→ **Directions**: Scan the records for the string "down". State how many lines contain it and add nothing.

● ● ● ● ●

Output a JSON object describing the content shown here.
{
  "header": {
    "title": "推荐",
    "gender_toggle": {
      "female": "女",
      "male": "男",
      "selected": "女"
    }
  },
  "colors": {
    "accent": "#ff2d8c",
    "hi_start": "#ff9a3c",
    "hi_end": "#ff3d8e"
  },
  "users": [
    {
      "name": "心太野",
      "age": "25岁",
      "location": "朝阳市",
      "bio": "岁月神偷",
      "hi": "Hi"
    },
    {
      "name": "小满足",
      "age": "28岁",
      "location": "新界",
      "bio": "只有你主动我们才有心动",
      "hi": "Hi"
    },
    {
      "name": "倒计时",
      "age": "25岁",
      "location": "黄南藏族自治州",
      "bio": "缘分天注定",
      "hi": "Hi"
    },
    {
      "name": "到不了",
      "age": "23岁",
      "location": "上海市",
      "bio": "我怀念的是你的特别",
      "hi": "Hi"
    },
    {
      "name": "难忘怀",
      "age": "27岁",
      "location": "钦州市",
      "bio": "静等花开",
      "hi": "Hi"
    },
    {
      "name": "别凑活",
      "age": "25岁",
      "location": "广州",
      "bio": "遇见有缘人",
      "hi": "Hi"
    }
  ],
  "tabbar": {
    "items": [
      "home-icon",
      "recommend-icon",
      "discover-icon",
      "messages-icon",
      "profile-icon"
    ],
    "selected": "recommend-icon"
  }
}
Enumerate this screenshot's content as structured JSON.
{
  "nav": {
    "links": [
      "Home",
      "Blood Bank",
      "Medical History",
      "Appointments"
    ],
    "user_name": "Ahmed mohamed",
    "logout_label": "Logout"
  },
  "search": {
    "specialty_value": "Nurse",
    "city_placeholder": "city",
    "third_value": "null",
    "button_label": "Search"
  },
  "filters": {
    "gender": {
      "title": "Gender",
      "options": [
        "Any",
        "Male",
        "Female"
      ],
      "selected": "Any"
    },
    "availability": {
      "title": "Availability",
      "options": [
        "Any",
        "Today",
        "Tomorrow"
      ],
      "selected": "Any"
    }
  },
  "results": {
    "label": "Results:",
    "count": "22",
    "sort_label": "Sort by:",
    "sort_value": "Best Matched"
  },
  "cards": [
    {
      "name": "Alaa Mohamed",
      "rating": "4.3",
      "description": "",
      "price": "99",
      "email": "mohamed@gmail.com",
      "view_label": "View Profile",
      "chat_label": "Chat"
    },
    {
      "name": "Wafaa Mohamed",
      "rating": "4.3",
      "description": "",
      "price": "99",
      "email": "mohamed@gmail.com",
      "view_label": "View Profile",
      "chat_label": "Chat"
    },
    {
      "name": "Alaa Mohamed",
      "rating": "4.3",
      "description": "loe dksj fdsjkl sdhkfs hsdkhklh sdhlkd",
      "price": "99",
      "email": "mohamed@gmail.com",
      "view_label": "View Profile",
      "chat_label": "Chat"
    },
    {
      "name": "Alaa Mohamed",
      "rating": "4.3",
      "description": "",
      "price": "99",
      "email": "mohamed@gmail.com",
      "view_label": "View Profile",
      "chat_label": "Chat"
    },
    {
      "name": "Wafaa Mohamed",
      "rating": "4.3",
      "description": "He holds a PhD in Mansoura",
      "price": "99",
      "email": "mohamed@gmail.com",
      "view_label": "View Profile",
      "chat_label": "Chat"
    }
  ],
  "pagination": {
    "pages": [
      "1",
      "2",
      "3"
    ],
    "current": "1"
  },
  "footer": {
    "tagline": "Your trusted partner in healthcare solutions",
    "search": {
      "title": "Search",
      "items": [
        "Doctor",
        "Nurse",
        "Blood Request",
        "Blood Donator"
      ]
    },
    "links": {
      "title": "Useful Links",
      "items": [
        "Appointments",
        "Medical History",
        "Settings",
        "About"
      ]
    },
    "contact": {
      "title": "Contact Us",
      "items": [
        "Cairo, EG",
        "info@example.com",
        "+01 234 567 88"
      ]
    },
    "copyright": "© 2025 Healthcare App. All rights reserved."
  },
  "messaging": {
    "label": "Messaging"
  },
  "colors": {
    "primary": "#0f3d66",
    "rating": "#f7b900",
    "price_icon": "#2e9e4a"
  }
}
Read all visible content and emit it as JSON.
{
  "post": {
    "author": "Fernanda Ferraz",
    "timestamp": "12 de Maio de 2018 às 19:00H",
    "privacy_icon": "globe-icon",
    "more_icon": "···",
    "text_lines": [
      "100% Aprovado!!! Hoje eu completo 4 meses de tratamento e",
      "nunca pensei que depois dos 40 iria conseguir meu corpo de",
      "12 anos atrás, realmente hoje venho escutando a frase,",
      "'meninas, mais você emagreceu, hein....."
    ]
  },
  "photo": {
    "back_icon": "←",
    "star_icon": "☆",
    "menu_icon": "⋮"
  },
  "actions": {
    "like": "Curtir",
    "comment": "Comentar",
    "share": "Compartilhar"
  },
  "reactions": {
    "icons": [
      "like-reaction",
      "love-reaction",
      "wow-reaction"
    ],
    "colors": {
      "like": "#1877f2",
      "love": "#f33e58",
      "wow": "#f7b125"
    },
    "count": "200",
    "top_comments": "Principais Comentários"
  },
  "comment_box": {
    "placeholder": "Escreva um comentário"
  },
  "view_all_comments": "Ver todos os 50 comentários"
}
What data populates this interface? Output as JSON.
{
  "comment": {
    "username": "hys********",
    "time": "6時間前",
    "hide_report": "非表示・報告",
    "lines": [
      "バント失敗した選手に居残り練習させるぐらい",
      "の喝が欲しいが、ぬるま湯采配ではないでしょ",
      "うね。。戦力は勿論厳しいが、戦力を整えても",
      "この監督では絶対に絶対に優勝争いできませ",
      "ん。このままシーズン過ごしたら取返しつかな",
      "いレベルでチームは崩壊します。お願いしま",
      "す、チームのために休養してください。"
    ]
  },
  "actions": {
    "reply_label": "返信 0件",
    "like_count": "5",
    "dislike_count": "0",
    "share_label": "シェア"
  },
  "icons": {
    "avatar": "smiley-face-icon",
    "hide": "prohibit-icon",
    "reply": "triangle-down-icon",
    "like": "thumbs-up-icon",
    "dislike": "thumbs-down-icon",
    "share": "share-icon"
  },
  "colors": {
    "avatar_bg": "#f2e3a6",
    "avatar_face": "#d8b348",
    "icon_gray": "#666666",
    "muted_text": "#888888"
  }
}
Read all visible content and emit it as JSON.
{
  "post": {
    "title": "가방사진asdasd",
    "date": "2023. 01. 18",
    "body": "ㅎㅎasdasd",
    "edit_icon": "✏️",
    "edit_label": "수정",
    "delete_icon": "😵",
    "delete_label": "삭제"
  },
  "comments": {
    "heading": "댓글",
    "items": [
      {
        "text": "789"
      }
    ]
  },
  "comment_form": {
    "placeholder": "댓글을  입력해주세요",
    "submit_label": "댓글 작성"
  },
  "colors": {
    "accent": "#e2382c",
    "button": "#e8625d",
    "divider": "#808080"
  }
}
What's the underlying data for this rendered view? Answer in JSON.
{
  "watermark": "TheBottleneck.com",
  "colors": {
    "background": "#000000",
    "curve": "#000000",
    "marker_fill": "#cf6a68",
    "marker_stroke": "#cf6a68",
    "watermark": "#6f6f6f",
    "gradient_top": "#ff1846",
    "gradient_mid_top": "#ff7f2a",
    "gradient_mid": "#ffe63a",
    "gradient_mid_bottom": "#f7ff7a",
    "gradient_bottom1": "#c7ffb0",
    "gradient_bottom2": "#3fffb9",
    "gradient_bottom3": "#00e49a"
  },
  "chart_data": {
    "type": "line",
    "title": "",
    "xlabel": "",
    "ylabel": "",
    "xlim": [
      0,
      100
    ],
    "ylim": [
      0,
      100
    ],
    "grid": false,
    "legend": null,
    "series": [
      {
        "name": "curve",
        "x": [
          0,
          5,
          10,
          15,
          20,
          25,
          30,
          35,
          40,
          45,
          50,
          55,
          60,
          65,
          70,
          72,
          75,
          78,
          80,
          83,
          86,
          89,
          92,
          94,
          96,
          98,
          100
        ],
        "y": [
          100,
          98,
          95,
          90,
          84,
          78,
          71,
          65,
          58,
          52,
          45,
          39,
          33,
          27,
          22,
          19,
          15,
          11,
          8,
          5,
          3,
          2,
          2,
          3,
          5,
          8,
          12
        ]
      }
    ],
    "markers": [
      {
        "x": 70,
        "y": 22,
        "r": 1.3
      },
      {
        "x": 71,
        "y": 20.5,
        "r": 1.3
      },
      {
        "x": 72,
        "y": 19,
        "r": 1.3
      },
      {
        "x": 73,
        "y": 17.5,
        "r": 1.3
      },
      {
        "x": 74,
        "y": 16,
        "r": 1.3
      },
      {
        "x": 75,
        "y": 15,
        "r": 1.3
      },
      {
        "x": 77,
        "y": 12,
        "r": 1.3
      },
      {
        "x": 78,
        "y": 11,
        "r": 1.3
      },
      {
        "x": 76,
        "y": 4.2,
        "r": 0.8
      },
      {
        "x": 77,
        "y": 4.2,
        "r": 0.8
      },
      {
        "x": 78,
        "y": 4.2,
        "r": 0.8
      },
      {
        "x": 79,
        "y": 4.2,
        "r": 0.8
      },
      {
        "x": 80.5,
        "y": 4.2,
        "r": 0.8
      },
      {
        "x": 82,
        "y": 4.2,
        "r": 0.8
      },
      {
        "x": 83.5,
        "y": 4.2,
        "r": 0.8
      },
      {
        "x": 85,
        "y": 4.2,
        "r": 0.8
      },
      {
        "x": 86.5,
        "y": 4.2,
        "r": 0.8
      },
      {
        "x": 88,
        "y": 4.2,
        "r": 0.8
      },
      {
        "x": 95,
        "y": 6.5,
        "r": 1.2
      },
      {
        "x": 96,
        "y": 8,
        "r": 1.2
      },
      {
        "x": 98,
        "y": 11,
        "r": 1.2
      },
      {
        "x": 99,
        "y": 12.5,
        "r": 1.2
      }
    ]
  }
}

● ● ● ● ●

→ **Answer section**: 2